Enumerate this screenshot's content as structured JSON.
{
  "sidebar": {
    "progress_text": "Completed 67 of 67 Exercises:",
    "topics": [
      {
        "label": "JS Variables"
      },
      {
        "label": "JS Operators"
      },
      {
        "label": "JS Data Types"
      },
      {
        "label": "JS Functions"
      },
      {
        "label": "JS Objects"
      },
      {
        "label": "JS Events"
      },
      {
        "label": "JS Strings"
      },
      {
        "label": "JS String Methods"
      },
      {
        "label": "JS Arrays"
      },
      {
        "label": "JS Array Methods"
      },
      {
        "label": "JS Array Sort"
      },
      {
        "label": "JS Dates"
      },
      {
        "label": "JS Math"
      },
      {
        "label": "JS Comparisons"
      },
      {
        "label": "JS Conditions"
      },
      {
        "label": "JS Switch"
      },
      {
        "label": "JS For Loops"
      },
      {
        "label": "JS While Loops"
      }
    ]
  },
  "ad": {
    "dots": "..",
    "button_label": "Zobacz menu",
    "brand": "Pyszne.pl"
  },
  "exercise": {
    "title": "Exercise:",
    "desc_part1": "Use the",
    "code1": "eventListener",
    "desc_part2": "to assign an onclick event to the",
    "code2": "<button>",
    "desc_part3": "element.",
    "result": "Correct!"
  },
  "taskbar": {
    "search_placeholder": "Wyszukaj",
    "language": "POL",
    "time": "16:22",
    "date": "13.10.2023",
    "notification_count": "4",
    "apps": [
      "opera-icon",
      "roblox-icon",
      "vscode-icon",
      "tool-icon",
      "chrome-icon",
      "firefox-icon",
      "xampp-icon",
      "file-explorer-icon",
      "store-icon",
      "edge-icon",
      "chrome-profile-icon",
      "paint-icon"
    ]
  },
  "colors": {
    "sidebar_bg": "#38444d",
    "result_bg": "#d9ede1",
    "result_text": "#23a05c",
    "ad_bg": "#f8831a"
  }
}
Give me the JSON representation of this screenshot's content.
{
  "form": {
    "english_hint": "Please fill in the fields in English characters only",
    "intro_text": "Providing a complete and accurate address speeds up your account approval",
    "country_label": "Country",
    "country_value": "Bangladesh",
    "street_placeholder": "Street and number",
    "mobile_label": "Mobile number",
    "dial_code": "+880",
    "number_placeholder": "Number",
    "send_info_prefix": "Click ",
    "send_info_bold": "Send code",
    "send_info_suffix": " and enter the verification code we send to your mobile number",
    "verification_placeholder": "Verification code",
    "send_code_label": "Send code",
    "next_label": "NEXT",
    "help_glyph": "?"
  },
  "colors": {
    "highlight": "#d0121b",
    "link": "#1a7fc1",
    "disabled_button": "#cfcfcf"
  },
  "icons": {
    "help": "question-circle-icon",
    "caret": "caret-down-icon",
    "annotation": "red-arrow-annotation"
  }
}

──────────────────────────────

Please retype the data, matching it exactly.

▶ Final answer
Enumerate this screenshot's content as structured JSON.
{
  "sidebar": {
    "progress_text": "Completed 67 of 67 Exercises:",
    "topics": [
      {
        "label": "JS Variables"
      },
      {
        "label": "JS Operators"
      },
      {
        "label": "JS Data Types"
      },
      {
        "label": "JS Functions"
      },
      {
        "label": "JS Objects"
      },
      {
        "label": "JS Events"
      },
      {
        "label": "JS Strings"
      },
      {
        "label": "JS String Methods"
      },
      {
        "label": "JS Arrays"
      },
      {
        "label": "JS Array Methods"
      },
      {
        "label": "JS Array Sort"
      },
      {
        "label": "JS Dates"
      },
      {
        "label": "JS Math"
      },
      {
        "label": "JS Comparisons"
      },
      {
        "label": "JS Conditions"
      },
      {
        "label": "JS Switch"
      },
      {
        "label": "JS For Loops"
      },
      {
        "label": "JS While Loops"
      }
    ]
  },
  "ad": {
    "dots": "..",
    "button_label": "Zobacz menu",
    "brand": "Pyszne.pl"
  },
  "exercise": {
    "title": "Exercise:",
    "desc_part1": "Use the",
    "code1": "eventListener",
    "desc_part2": "to assign an onclick event to the",
    "code2": "<button>",
    "desc_part3": "element.",
    "result": "Correct!"
  },
  "taskbar": {
    "search_placeholder": "Wyszukaj",
    "language": "POL",
    "time": "16:22",
    "date": "13.10.2023",
    "notification_count": "4",
    "apps": [
      "opera-icon",
      "roblox-icon",
      "vscode-icon",
      "tool-icon",
      "chrome-icon",
      "firefox-icon",
      "xampp-icon",
      "file-explorer-icon",
      "store-icon",
      "edge-icon",
      "chrome-profile-icon",
      "paint-icon"
    ]
  },
  "colors": {
    "sidebar_bg": "#38444d",
    "result_bg": "#d9ede1",
    "result_text": "#23a05c",
    "ad_bg": "#f8831a"
  }
}
Give me the JSON representation of this screenshot's content.
{
  "form": {
    "english_hint": "Please fill in the fields in English characters only",
    "intro_text": "Providing a complete and accurate address speeds up your account approval",
    "country_label": "Country",
    "country_value": "Bangladesh",
    "street_placeholder": "Street and number",
    "mobile_label": "Mobile number",
    "dial_code": "+880",
    "number_placeholder": "Number",
    "send_info_prefix": "Click ",
    "send_info_bold": "Send code",
    "send_info_suffix": " and enter the verification code we send to your mobile number",
    "verification_placeholder": "Verification code",
    "send_code_label": "Send code",
    "next_label": "NEXT",
    "help_glyph": "?"
  },
  "colors": {
    "highlight": "#d0121b",
    "link": "#1a7fc1",
    "disabled_button": "#cfcfcf"
  },
  "icons": {
    "help": "question-circle-icon",
    "caret": "caret-down-icon",
    "annotation": "red-arrow-annotation"
  }
}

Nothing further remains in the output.